Shurgard Storage Centers rolled out a loss for the second quarter yesterday, due in part to rising expenses, while executives insisted it is “not for sale” and again rejected a $2.3 billion buyout offer by rival Public Storage.
But Chief Executive Charles Barbo was taken to task by an investor who asked if that statement meant the Seattle-based self-storage company would rebuff all suitors, since the Public Storage offer has essentially put Shurgard in play.
“What is it that you’re telling the world?” asked David O’Connor, president of High Rise Capital Management, a New York money-management firm that owns 2 million Shurgard shares. “If they offered $1,000 per share, the company is not for sale?”
Barbo said Shurgard’s board of directors carefully considered Public Storage’s offer, as it would any approach.
Most Read Stories
- Scientists say recent quake swarm at Rainier doesn't signal impending eruption
- 'Polite Robber' suspect told similar sob story when arrested 8 years ago
- FBI investigating off-duty work by Seattle police at construction sites, parking garages
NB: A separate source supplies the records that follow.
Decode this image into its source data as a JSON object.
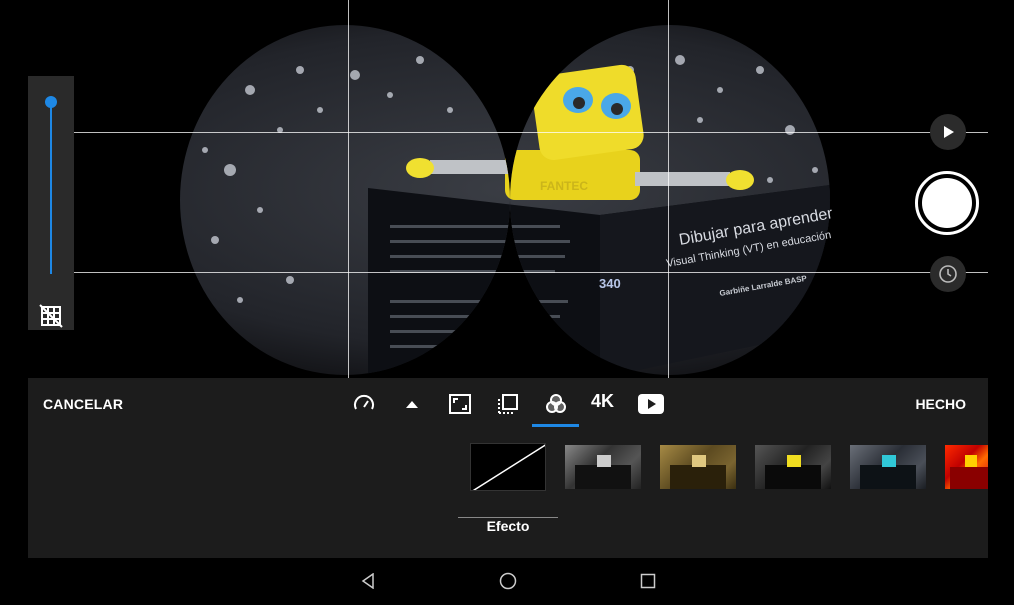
{
  "viewfinder": {
    "book_title_line1": "Dibujar para aprender",
    "book_title_line2": "Visual Thinking (VT) en educación",
    "book_author": "Garbiñe Larralde BASP",
    "page_number": "340",
    "robot_label": "FANTEC"
  },
  "side_controls": {
    "preview_icon": "play-icon",
    "shutter_icon": "shutter-icon",
    "timer_icon": "timer-icon",
    "grid_icon": "grid-off-icon"
  },
  "edit_bar": {
    "cancel_label": "CANCELAR",
    "done_label": "HECHO",
    "resolution_label": "4K",
    "active_tool": "effects-icon",
    "tools": [
      "speed-icon",
      "expand-arrow-icon",
      "aspect-ratio-icon",
      "timelapse-icon",
      "effects-icon",
      "youtube-icon"
    ]
  },
  "filters": {
    "selected_label": "Efecto",
    "items": [
      "none",
      "grayscale",
      "sepia",
      "vivid",
      "cyan",
      "heat"
    ]
  },
  "colors": {
    "accent": "#1e88e5",
    "panel": "#1c1c1c"
  }
}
- Is this Seattle bus stop the worst in America?
- Swastika-wearing man punched on Seattle street, removes swastika, police say
But the offer of 0.8 Public Storage share for each Shurgard share is too low, he said. It currently values Shurgard stock at $49.28 a share, below yesterday’s closing price of $51.24.
When Public Storage announced its offer July 29, it carried a 14 percent premium to Shurgard’s stock price.
Barbo criticized the offer on several fronts. It comes when Shurgard stock is more cheaply priced relative to Public Storage than ever before, he said. The transaction would reduce dividends for Shurgard shareholders, and it would require them to shoulder all of the tax burden of the transaction.
“Now is not the right time to sell; this is not the right deal,” Barbo said.
But others say the divergence in the two companies’ share prices is proof that Shurgard should be acquired, because it has failed to deliver returns for shareholders.
In the latest quarter, Shurgard posted a loss of $693,000, compared with a $20.8 million profit a year ago. It said $5.2 million in non-cash losses from foreign-currency exchange and derivatives were primarily responsible for the red ink, and that the charge wasn’t likely to be repeated.
But costs also were at issue. Shurgard expenses rose by $15.5 million, to $95.685 million in the quarter. That eclipsed a $15.3 million increase in revenue, to $119.7 million.
Public Storage, based in Glendale, Calif., has said its offer would lower overhead expenses and create scope for further cost savings. A combination would create a company with more than 2,000 properties in the U.S. and Europe, many in fast-growing California and Florida areas.
Analysts asked Shurgard yesterday whether that logic made sense. But Shurgard President David Grant said Shurgard’s own strategy would achieve savings, too.
“What’s clearly not appropriate is to cede [to Public Storage] the … synergies we can achieve on our own,” he said.
Grant acknowledged “a bit of a rocky road” as Shurgard installed a global accounting system, hired staff and made everything compliant with Sarbanes-Oxley corporate-governance regulations.
He said progress on those tasks “gives me the confidence that we will be able to bring these costs down” in coming quarters.
Alwyn Scott: 206-464-3329 or email@example.com
|Dollar figures in thousands, except per share; parentheses denote losses.|